But, if you were to change the center point (fulcrum) that allows them to go up and down, more towards his friend, what we have done is change the leverage point in favor of your son. Thus he will have the ability to pick up his friend.
Now if he wants to have a blistering shot, he needs to make that fulcrum point(bottom hand)work for him. What I am about to tell you is the foundation for every shot; wrist, snap, slap,and passing.
It's called a "Push and Pull" technique. You "push" the HANDS away from the body, the bottom hand doesn't move once at full extension, and you "pull" the top hand back towards the body. This allows the bottom hand to act like a fulcrum and then the shot goes faster than normal.
However, if he places the puck 6 to 8 inches behind the heel of his skates (on his stick side)it's going to force him to place those hands closer together to make that puck reach that far back.
As he start to move the puck forward, the bottom hand starts to slide down the shaft and adds pressure to the shaft, which will allow the shaft to bend due to the weight and back drag of the shaft on the ice. As the puck move to the point where the puck is about 3 inches ahead of his toes, this is the point of release and this should be the point where his bottom hand had maximum pressure on the shaft and full extension for the fulcrum.

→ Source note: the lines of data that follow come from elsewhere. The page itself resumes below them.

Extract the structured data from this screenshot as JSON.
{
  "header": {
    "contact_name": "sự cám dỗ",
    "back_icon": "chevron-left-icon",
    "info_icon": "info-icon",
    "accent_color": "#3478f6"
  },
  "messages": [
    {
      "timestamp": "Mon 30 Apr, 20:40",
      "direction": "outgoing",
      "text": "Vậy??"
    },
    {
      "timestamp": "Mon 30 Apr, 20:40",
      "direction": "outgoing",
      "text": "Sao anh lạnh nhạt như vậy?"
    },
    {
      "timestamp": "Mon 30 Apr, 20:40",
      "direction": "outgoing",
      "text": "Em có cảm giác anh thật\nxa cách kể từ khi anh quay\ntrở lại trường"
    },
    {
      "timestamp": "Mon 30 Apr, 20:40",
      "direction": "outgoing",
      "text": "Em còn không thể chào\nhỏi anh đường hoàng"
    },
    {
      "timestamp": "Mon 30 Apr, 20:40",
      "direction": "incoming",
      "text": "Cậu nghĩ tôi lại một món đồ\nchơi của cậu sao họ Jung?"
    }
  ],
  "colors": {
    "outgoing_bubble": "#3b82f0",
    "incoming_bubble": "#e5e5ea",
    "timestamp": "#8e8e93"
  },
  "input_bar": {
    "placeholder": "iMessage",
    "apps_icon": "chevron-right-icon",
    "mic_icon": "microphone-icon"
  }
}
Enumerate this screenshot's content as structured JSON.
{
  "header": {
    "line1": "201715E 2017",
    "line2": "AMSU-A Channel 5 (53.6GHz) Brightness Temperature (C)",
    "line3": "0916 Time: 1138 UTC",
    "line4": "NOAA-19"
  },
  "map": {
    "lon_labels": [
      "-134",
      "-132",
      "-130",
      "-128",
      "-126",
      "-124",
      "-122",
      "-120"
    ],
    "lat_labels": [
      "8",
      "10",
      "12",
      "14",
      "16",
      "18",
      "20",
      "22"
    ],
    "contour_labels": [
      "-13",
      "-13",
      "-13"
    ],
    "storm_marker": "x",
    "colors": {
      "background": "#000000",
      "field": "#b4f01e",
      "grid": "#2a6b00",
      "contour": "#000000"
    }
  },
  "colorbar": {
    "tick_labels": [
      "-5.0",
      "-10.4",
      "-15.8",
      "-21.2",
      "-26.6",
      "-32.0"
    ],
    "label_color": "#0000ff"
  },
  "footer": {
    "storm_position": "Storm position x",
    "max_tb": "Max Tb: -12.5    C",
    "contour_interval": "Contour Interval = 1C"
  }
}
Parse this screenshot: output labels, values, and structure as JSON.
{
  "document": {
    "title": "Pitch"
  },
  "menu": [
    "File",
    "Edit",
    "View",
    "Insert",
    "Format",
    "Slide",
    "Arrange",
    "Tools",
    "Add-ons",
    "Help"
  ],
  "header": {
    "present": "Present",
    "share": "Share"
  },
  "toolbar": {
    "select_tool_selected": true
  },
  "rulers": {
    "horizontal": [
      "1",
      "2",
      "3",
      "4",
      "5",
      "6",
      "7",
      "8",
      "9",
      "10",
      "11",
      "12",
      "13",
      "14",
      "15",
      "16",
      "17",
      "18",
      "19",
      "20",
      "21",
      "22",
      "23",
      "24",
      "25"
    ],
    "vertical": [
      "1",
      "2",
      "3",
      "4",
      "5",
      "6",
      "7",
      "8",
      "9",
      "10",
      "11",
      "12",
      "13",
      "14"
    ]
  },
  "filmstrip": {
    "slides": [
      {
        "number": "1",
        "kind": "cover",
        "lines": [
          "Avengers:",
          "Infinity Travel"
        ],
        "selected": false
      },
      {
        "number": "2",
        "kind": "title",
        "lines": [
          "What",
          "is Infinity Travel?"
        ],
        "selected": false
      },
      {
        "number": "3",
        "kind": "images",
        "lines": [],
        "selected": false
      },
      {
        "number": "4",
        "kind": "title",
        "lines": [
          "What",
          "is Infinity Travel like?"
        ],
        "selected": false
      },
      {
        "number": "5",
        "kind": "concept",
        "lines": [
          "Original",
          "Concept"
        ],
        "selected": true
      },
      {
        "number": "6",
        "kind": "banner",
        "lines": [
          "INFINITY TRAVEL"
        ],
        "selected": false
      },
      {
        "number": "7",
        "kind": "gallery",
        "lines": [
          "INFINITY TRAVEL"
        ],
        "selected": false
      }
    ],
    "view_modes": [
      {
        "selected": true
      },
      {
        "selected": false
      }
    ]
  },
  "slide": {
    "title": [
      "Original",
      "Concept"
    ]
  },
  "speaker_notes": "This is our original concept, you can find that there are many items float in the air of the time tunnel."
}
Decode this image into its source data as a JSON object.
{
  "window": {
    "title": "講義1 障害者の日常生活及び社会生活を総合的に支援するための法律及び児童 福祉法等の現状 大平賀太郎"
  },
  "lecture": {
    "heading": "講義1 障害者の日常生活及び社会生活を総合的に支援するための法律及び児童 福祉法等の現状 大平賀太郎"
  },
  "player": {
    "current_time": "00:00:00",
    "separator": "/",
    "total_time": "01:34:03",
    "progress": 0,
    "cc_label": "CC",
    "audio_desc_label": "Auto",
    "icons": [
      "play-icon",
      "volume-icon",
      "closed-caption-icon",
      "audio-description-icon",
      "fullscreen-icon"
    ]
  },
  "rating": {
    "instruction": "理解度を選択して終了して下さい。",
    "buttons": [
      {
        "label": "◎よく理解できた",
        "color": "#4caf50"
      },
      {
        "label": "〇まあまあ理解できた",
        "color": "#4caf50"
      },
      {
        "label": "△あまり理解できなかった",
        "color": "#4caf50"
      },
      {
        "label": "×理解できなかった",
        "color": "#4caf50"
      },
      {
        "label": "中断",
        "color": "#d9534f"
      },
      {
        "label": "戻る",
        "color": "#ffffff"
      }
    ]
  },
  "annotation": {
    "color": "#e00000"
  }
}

Once he pulls that top hand back towards his body, he needs to roll the shaft hand over to allow the tip of the blade of the stick to point to the hole that he is aiming for. This will make that shot more accurate.
Okay let's go back for a second and review. Why is the writing hand so important on the placement of the stick? The top hand does the artistic part of the stick...aka dangling the puck, where as the bottom hand works the leverage.
I hope this information helped.
Rob Lopez - Commissioner / CEO
University Ice Hockey League / Pass the Puck, Inc.
www.toroshockey.com.mx / www.passthepuck.net